- Ethanol-laced gas gives you less mileage
Ethanol-infused gas gives you less mileage since the ethanol reduces the level of free energy. As a result, energy efficiency is negatively affected.
What does E0 and E10 gas mean?
E0 refers to ethanol-free gas, while E10 refers to fuel that has been blended with 10% ethanol, with the remaining 90% being gasoline. Another common label is E15, which denotes fuel that contains 15% ethanol and 85% gasoline.
Note: You’re better off using E0 and E10 fuels for the small engines used in lawn mowers. Avoid using E15 gas as it’ll likely trigger overheating of the engine.
E10 fuels are government-approved for use on small engines. However, we don’t recommend it. Avoid storing your lawn mower with E10 gas in the tank. You’ll be risking serious damage to your engine as the E10 will break down rubber fuel lines and gum up the carburetor.
Most of the gas sold in the USA is ethanol-blended gas (E10 and E15), as the government continues to support reduced dependence on foreign energy. However, you can still find E0 gas for your mower at a handful of gas stations and fuel supply stores. Online research can help you find ethanol-free gas suppliers in your area.
i. U.S. Energy Information Administration: How much ethanol is in gasoline, and how does it affect fuel economy?

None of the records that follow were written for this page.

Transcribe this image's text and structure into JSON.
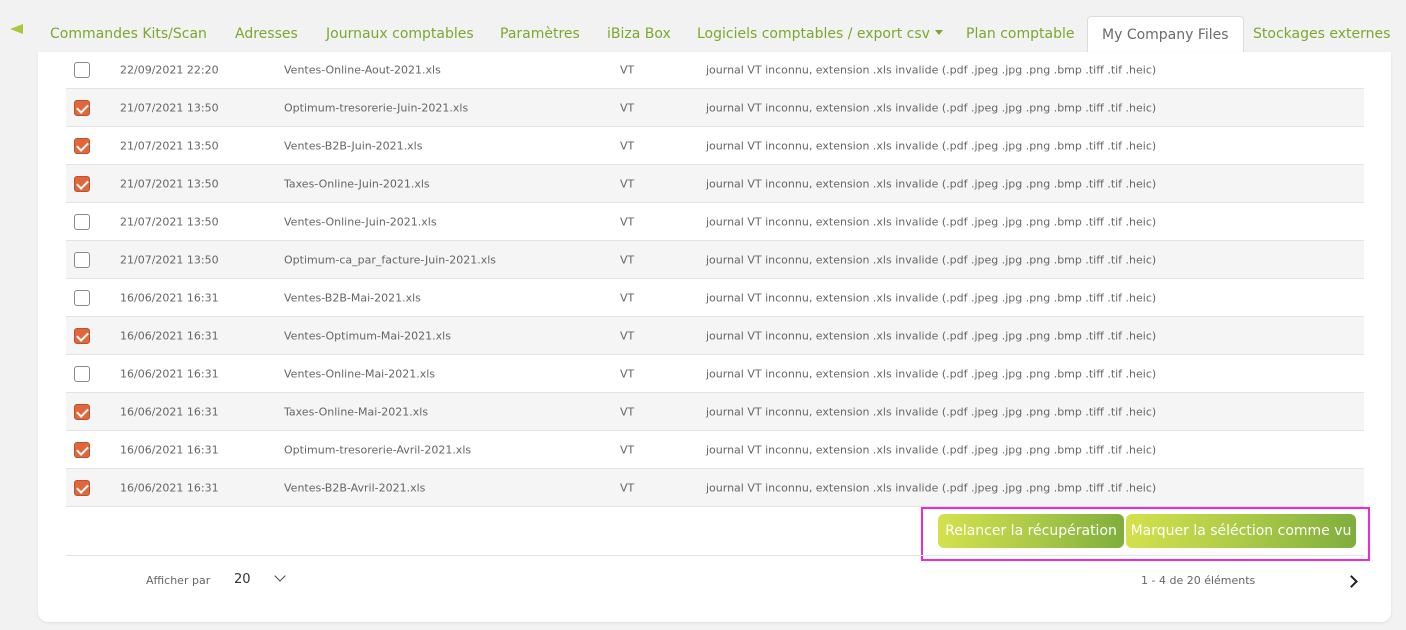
{
  "tabs": [
    {
      "label": "Commandes Kits/Scan"
    },
    {
      "label": "Adresses"
    },
    {
      "label": "Journaux comptables"
    },
    {
      "label": "Paramètres"
    },
    {
      "label": "iBiza Box"
    },
    {
      "label": "Logiciels comptables / export csv"
    },
    {
      "label": "Plan comptable"
    },
    {
      "label": "My Company Files",
      "active": true
    },
    {
      "label": "Stockages externes"
    }
  ],
  "rows": [
    {
      "checked": false,
      "date": "22/09/2021 22:20",
      "file": "Ventes-Online-Aout-2021.xls",
      "journal": "VT",
      "error": "journal VT inconnu, extension .xls invalide (.pdf .jpeg .jpg .png .bmp .tiff .tif .heic)"
    },
    {
      "checked": true,
      "date": "21/07/2021 13:50",
      "file": "Optimum-tresorerie-Juin-2021.xls",
      "journal": "VT",
      "error": "journal VT inconnu, extension .xls invalide (.pdf .jpeg .jpg .png .bmp .tiff .tif .heic)"
    },
    {
      "checked": true,
      "date": "21/07/2021 13:50",
      "file": "Ventes-B2B-Juin-2021.xls",
      "journal": "VT",
      "error": "journal VT inconnu, extension .xls invalide (.pdf .jpeg .jpg .png .bmp .tiff .tif .heic)"
    },
    {
      "checked": true,
      "date": "21/07/2021 13:50",
      "file": "Taxes-Online-Juin-2021.xls",
      "journal": "VT",
      "error": "journal VT inconnu, extension .xls invalide (.pdf .jpeg .jpg .png .bmp .tiff .tif .heic)"
    },
    {
      "checked": false,
      "date": "21/07/2021 13:50",
      "file": "Ventes-Online-Juin-2021.xls",
      "journal": "VT",
      "error": "journal VT inconnu, extension .xls invalide (.pdf .jpeg .jpg .png .bmp .tiff .tif .heic)"
    },
    {
      "checked": false,
      "date": "21/07/2021 13:50",
      "file": "Optimum-ca_par_facture-Juin-2021.xls",
      "journal": "VT",
      "error": "journal VT inconnu, extension .xls invalide (.pdf .jpeg .jpg .png .bmp .tiff .tif .heic)"
    },
    {
      "checked": false,
      "date": "16/06/2021 16:31",
      "file": "Ventes-B2B-Mai-2021.xls",
      "journal": "VT",
      "error": "journal VT inconnu, extension .xls invalide (.pdf .jpeg .jpg .png .bmp .tiff .tif .heic)"
    },
    {
      "checked": true,
      "date": "16/06/2021 16:31",
      "file": "Ventes-Optimum-Mai-2021.xls",
      "journal": "VT",
      "error": "journal VT inconnu, extension .xls invalide (.pdf .jpeg .jpg .png .bmp .tiff .tif .heic)"
    },
    {
      "checked": false,
      "date": "16/06/2021 16:31",
      "file": "Ventes-Online-Mai-2021.xls",
      "journal": "VT",
      "error": "journal VT inconnu, extension .xls invalide (.pdf .jpeg .jpg .png .bmp .tiff .tif .heic)"
    },
    {
      "checked": true,
      "date": "16/06/2021 16:31",
      "file": "Taxes-Online-Mai-2021.xls",
      "journal": "VT",
      "error": "journal VT inconnu, extension .xls invalide (.pdf .jpeg .jpg .png .bmp .tiff .tif .heic)"
    },
    {
      "checked": true,
      "date": "16/06/2021 16:31",
      "file": "Optimum-tresorerie-Avril-2021.xls",
      "journal": "VT",
      "error": "journal VT inconnu, extension .xls invalide (.pdf .jpeg .jpg .png .bmp .tiff .tif .heic)"
    },
    {
      "checked": true,
      "date": "16/06/2021 16:31",
      "file": "Ventes-B2B-Avril-2021.xls",
      "journal": "VT",
      "error": "journal VT inconnu, extension .xls invalide (.pdf .jpeg .jpg .png .bmp .tiff .tif .heic)"
    }
  ],
  "actions": {
    "retry_label": "Relancer la récupération",
    "mark_seen_label": "Marquer la séléction comme vu"
  },
  "pagination": {
    "per_page_label": "Afficher par",
    "per_page_value": "20",
    "range_text": "1 - 4 de 20 éléments"
  },
  "colors": {
    "accent_green": "#7aa82d",
    "checkbox_checked": "#e2663a",
    "highlight_frame": "#e82cd6"
  }
}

ii. U.S Department of Energy, Alternative Fuels Data Center: Ethanol Vehicle Emissions